Maryland Today | A unique weapon in rainwater management: Urban…
It’s hard to overstate the environmental importance of trees, which, among other functions, remove climate change-inducing carbon from the atmosphere, purify the air of toxins, and help control runoff.
While it may also be difficult to quantify some of these effects, a new study by researchers at the University of Maryland is helping to clarify the role of urban trees in mitigating stormwater flows, and finds that even isolated trees lining a street or planted in a park can have a significant effect.
A study published yesterday in the newspaper Scientific reports by Assistant Professor Mitch Pavao-Zuckerman and PhD student Sara Ponte, both from the Department of Environmental Science and Technology, discovered that individually planted trees capture, store, and release stormwater into the atmosphere – a process called “transpiration” – at a rate of three times that of trees in a forest. The study was conducted in partnership with the US Forest Service and the nonprofit Center for Watershed Protection, with funding from the Chesapeake Bay Trust.
The publication explores how trees work in different urban contexts, from streets to small patches of forest – knowledge that can help support the management of green infrastructure, including the growing practice of tracking the environmental service provided by trees to calculate the storm water or other charges assessed by municipalities.
“Our data can help ensure that tree credit policies better reflect the real benefits of trees in cityscapes, as they interact with water and their environment differently in cities than outside cities.” , did he declare. “Our next step is to take this dataset of how each tree is functioning and scale it to see how an entire stand or patch of trees dampens stormwater flows.”

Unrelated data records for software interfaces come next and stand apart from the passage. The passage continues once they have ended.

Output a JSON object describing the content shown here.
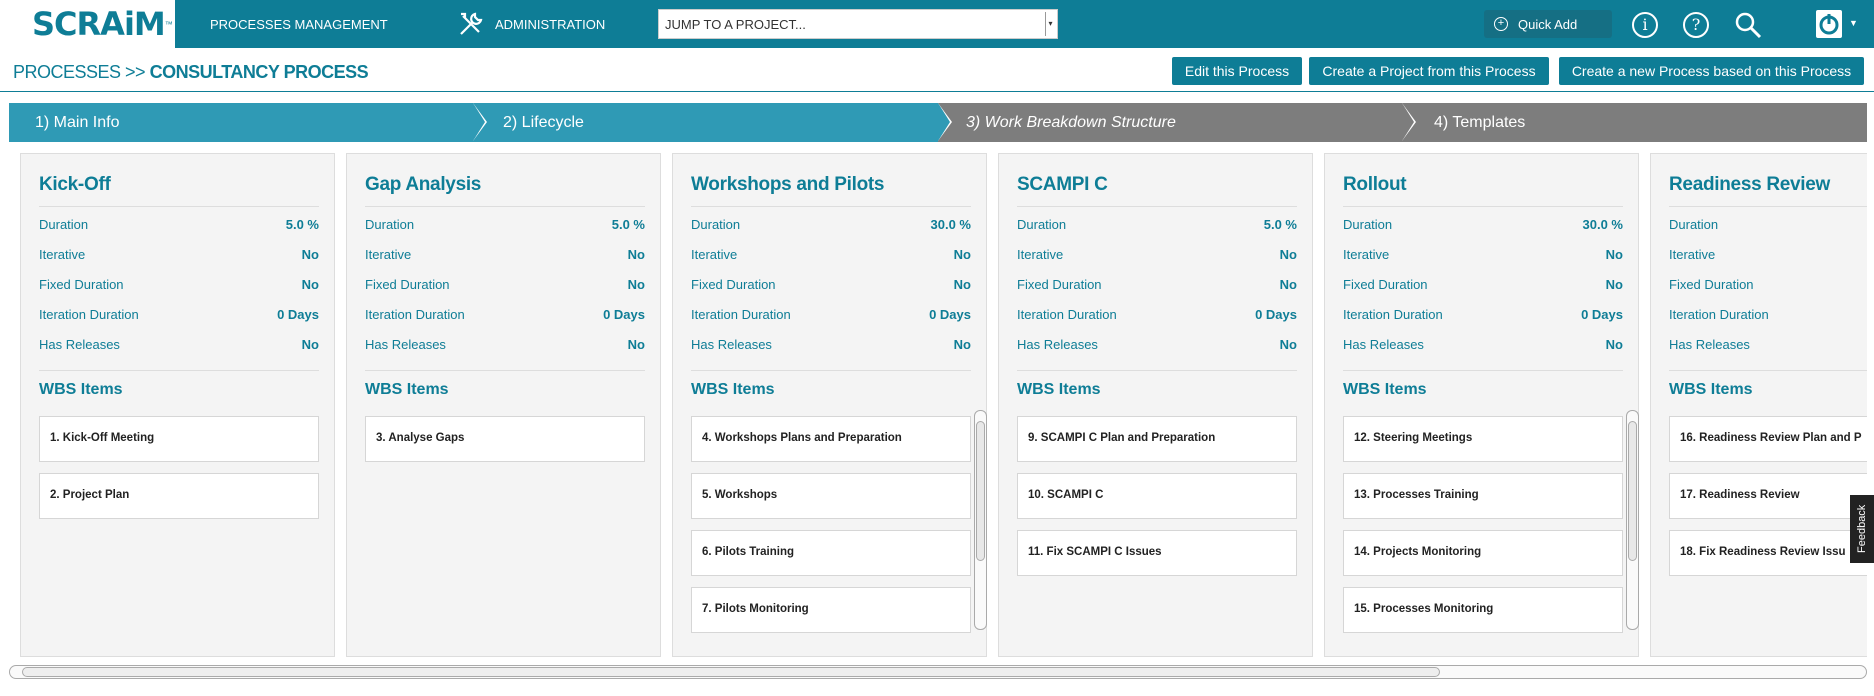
{
  "app": {
    "logo": "SCRAiM",
    "trademark": "™"
  },
  "nav": {
    "processes": "PROCESSES MANAGEMENT",
    "administration": "ADMINISTRATION",
    "jump_placeholder": "JUMP TO A PROJECT...",
    "quick_add": "Quick Add"
  },
  "header": {
    "crumb_prefix": "PROCESSES >>",
    "crumb_title": "CONSULTANCY PROCESS",
    "edit": "Edit this Process",
    "create_project": "Create a Project from this Process",
    "create_process": "Create a new Process based on this Process"
  },
  "steps": [
    "1) Main Info",
    "2) Lifecycle",
    "3) Work Breakdown Structure",
    "4) Templates"
  ],
  "labels": {
    "duration": "Duration",
    "iterative": "Iterative",
    "fixed": "Fixed Duration",
    "iter_duration": "Iteration Duration",
    "releases": "Has Releases",
    "wbs": "WBS Items"
  },
  "phases": [
    {
      "name": "Kick-Off",
      "duration": "5.0 %",
      "iterative": "No",
      "fixed": "No",
      "iter_duration": "0 Days",
      "releases": "No",
      "items": [
        "1. Kick-Off Meeting",
        "2. Project Plan"
      ]
    },
    {
      "name": "Gap Analysis",
      "duration": "5.0 %",
      "iterative": "No",
      "fixed": "No",
      "iter_duration": "0 Days",
      "releases": "No",
      "items": [
        "3. Analyse Gaps"
      ]
    },
    {
      "name": "Workshops and Pilots",
      "duration": "30.0 %",
      "iterative": "No",
      "fixed": "No",
      "iter_duration": "0 Days",
      "releases": "No",
      "items": [
        "4. Workshops Plans and Preparation",
        "5. Workshops",
        "6. Pilots Training",
        "7. Pilots Monitoring"
      ]
    },
    {
      "name": "SCAMPI C",
      "duration": "5.0 %",
      "iterative": "No",
      "fixed": "No",
      "iter_duration": "0 Days",
      "releases": "No",
      "items": [
        "9. SCAMPI C Plan and Preparation",
        "10. SCAMPI C",
        "11. Fix SCAMPI C Issues"
      ]
    },
    {
      "name": "Rollout",
      "duration": "30.0 %",
      "iterative": "No",
      "fixed": "No",
      "iter_duration": "0 Days",
      "releases": "No",
      "items": [
        "12. Steering Meetings",
        "13. Processes Training",
        "14. Projects Monitoring",
        "15. Processes Monitoring"
      ]
    },
    {
      "name": "Readiness Review",
      "duration": "",
      "iterative": "",
      "fixed": "",
      "iter_duration": "",
      "releases": "",
      "items": [
        "16. Readiness Review Plan and P",
        "17. Readiness Review",
        "18. Fix Readiness Review Issu"
      ]
    }
  ],
  "feedback": "Feedback"
}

Pavao Zuckerman’s team measured transpiration in three separate urban settings: isolated trees on grass and a cluster of trees on grass in Montgomery County, and a closed canopy forest in Baltimore. They built and used sap flow sensors to get a clearer picture of how trees access groundwater, installing them in 18 mature red maples to continuously monitor transpiration rates during the growing season. They also measured soil water content, air temperature, relative humidity and precipitation at each site.
“Quantifying the impacts of urban trees affects different parts of the water balance, such as the evapotranspiration component discussed in the article by Mitch and Sarah, allows us to better understand the benefits of urban trees and to know where and how to plant and plant them. preserve to get the greatest benefit. said Deb Caraco, senior watershed engineer at the Center for Watershed Protection.
Pavao-Zuckerman said the results can serve as guidelines for managers of urban stormwater runoff, and that the current method of relying on data collected from non-urban locations to determine the effect of urban trees should be abandoned.